Hudud without Karpal

Zaid Ibrahim, Malay Mail Online

Karpal Singh’s untimely death has robbed Malaysia of a vocal politician who consistently opposed the implementation of hudud law in the country. He will be rightly remembered as a top politician who was unafraid to openly defend the nation’s secular and democratic principles.

It must be remembered, however, that PAS’ declared intention to turn Malaysia into an Islamic state has somehow not deterred Karpal’s party DAP from working with them as political allies. As they say, politics is the art of the possible.

What will DAP’s attitude towards hudud and the idea of an Islamic state be without Karpal? The party’s Malay members will not say anything to suggest that they are opposed to it. They are just like the Malays in UMNO and PKR – they need to pretend that they are God-fearing on this issue. They will mumble something along the lines that as Muslims, they are supportive of hudud but… (followed by a long list of incomprehensible excuses).

In the end, DAP will be like MCA and will only raise their occasional voices of disapproval to the hudud plan as instructed to by their Malay majority partners. When that happens, we will miss Karpal more than ever. On this particular issue, Karpal spoke as more than just a political leader. He believed in the secular principles that this country was founded on, and understood they are key to our future. He spoke with conviction and moral fervour. He was a believer of democratic rights and a relentless defender of the Rule of Law as other Commonwealth countries understand it. We will miss his clarity and unequivocal support for a Malaysia that is free from autocrats, oligarchs and the religious clergy.

I know there are many defenders of our democratic system (who are not political leaders) who will continue to champion the basics of the Federal Constitution. They will be equally vociferous and strong in organising the democratic forces against the neo-fascists groups disguised as religious NGOs. When I first instituted my opposition to the hudud proposal by making a legal challenge in our courts 15 years ago, I was pleasantly surprised that so many lawyers and social activists supported this move. They were Malays too, and they knew that they would suffer the most if the politicians are left to do as they please.

I’m sure that lawyers like Malik Imtiaz, and the younger ones like Syahrezan Johan and Nizam Bashir, are brave Muslims who are prepared to continue speaking out against implementing hudud. They know that Muslims and other Malaysians are simply better off living under the present legal system. Still, without a senior political leader of Karpal’s stature in Parliament, there will be a huge vacuum. Leaders who are categorically emphatic that Malaysia should remain a secular democracy are almost non-existent today.

A similar situation is unfolding in India, where the ultra-nationalist Hindu Bharatiya Janta Party (BJP) is taking the lead in the upcoming national polls. A win for the BJP would mean that secular rule in India – long exemplified by the leadership of the Congress Party – may be replaced by a religious one, as BJP leader Narendra Modi has promised to include core policies with Hindu elements. Indians face a tough choice at their national polls. Do they abandon the Congress Party, which has held on to power since 1947 (except for a few years of Emergency Rule) despite accusations of corrupt practices, or do they pick the popular and effective Chief Minister Narendra Modi, who will likely end the country’s tradition of secular politics?

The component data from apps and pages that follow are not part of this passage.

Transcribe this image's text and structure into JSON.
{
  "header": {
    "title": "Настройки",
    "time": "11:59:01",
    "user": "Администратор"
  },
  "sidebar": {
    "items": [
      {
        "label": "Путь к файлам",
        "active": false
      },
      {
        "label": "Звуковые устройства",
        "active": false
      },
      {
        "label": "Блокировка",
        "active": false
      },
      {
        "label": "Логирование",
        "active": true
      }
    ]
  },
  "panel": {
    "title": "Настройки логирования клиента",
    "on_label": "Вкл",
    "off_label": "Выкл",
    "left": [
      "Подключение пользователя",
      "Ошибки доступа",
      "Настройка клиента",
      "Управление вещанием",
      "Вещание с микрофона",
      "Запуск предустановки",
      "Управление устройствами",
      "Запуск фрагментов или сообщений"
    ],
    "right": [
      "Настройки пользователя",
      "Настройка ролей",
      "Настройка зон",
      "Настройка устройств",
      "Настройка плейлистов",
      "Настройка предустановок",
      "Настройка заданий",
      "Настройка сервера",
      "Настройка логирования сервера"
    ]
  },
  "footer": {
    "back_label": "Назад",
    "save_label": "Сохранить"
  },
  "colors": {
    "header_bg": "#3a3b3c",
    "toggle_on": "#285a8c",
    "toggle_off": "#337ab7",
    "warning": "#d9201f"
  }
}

At a time when the days of gentle democrats and religious neutrality are slowly disappearing, Malaysians will face a similarly tough choice in the next General Election. Perkasa will certainly emerge to become a dominant force here if we do not care enough about what’s happening in our country.